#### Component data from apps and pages
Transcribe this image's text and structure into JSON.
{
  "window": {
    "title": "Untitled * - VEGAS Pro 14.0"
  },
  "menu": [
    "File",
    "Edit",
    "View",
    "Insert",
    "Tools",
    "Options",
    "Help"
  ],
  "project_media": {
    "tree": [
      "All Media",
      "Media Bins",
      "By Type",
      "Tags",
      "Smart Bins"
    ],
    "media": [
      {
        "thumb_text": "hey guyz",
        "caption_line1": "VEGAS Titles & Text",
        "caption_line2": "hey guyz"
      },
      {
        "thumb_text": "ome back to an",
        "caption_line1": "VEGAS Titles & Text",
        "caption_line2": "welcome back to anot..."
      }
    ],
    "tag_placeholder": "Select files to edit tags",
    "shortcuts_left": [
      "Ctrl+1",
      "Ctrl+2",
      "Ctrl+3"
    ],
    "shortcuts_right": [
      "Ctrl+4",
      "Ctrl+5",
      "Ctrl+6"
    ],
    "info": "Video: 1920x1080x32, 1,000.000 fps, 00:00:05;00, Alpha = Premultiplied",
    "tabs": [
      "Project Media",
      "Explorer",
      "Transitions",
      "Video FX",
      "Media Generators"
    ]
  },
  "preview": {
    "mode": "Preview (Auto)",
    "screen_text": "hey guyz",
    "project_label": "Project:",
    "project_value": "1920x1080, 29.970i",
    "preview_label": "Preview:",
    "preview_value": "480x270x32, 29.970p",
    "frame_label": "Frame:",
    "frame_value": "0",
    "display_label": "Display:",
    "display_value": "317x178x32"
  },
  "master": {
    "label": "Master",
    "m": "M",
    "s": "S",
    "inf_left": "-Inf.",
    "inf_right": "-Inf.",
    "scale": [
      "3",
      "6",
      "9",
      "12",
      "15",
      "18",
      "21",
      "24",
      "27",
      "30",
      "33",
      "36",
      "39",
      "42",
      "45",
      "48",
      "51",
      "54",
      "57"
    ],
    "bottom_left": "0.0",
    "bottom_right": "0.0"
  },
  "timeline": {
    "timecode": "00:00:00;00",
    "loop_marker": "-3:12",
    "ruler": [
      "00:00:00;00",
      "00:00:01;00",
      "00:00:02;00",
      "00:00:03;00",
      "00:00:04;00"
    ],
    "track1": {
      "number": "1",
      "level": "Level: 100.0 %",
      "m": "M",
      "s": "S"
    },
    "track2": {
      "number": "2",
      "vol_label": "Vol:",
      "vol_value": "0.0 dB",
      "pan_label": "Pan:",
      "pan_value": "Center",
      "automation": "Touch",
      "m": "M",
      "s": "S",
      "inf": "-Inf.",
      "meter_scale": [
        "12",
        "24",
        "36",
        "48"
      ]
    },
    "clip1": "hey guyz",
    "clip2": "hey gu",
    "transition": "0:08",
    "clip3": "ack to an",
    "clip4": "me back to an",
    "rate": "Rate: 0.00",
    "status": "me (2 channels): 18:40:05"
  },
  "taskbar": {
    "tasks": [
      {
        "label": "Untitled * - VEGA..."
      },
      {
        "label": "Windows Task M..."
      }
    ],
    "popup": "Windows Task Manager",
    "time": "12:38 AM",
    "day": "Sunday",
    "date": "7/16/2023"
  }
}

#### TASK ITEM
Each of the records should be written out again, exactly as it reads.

#### WRITTEN RESPONSE
Transcribe this image's text and structure into JSON.
{
  "window": {
    "title": "Untitled * - VEGAS Pro 14.0"
  },
  "menu": [
    "File",
    "Edit",
    "View",
    "Insert",
    "Tools",
    "Options",
    "Help"
  ],
  "project_media": {
    "tree": [
      "All Media",
      "Media Bins",
      "By Type",
      "Tags",
      "Smart Bins"
    ],
    "media": [
      {
        "thumb_text": "hey guyz",
        "caption_line1": "VEGAS Titles & Text",
        "caption_line2": "hey guyz"
      },
      {
        "thumb_text": "ome back to an",
        "caption_line1": "VEGAS Titles & Text",
        "caption_line2": "welcome back to anot..."
      }
    ],
    "tag_placeholder": "Select files to edit tags",
    "shortcuts_left": [
      "Ctrl+1",
      "Ctrl+2",
      "Ctrl+3"
    ],
    "shortcuts_right": [
      "Ctrl+4",
      "Ctrl+5",
      "Ctrl+6"
    ],
    "info": "Video: 1920x1080x32, 1,000.000 fps, 00:00:05;00, Alpha = Premultiplied",
    "tabs": [
      "Project Media",
      "Explorer",
      "Transitions",
      "Video FX",
      "Media Generators"
    ]
  },
  "preview": {
    "mode": "Preview (Auto)",
    "screen_text": "hey guyz",
    "project_label": "Project:",
    "project_value": "1920x1080, 29.970i",
    "preview_label": "Preview:",
    "preview_value": "480x270x32, 29.970p",
    "frame_label": "Frame:",
    "frame_value": "0",
    "display_label": "Display:",
    "display_value": "317x178x32"
  },
  "master": {
    "label": "Master",
    "m": "M",
    "s": "S",
    "inf_left": "-Inf.",
    "inf_right": "-Inf.",
    "scale": [
      "3",
      "6",
      "9",
      "12",
      "15",
      "18",
      "21",
      "24",
      "27",
      "30",
      "33",
      "36",
      "39",
      "42",
      "45",
      "48",
      "51",
      "54",
      "57"
    ],
    "bottom_left": "0.0",
    "bottom_right": "0.0"
  },
  "timeline": {
    "timecode": "00:00:00;00",
    "loop_marker": "-3:12",
    "ruler": [
      "00:00:00;00",
      "00:00:01;00",
      "00:00:02;00",
      "00:00:03;00",
      "00:00:04;00"
    ],
    "track1": {
      "number": "1",
      "level": "Level: 100.0 %",
      "m": "M",
      "s": "S"
    },
    "track2": {
      "number": "2",
      "vol_label": "Vol:",
      "vol_value": "0.0 dB",
      "pan_label": "Pan:",
      "pan_value": "Center",
      "automation": "Touch",
      "m": "M",
      "s": "S",
      "inf": "-Inf.",
      "meter_scale": [
        "12",
        "24",
        "36",
        "48"
      ]
    },
    "clip1": "hey guyz",
    "clip2": "hey gu",
    "transition": "0:08",
    "clip3": "ack to an",
    "clip4": "me back to an",
    "rate": "Rate: 0.00",
    "status": "me (2 channels): 18:40:05"
  },
  "taskbar": {
    "tasks": [
      {
        "label": "Untitled * - VEGA..."
      },
      {
        "label": "Windows Task M..."
      }
    ],
    "popup": "Windows Task Manager",
    "time": "12:38 AM",
    "day": "Sunday",
    "date": "7/16/2023"
  }
}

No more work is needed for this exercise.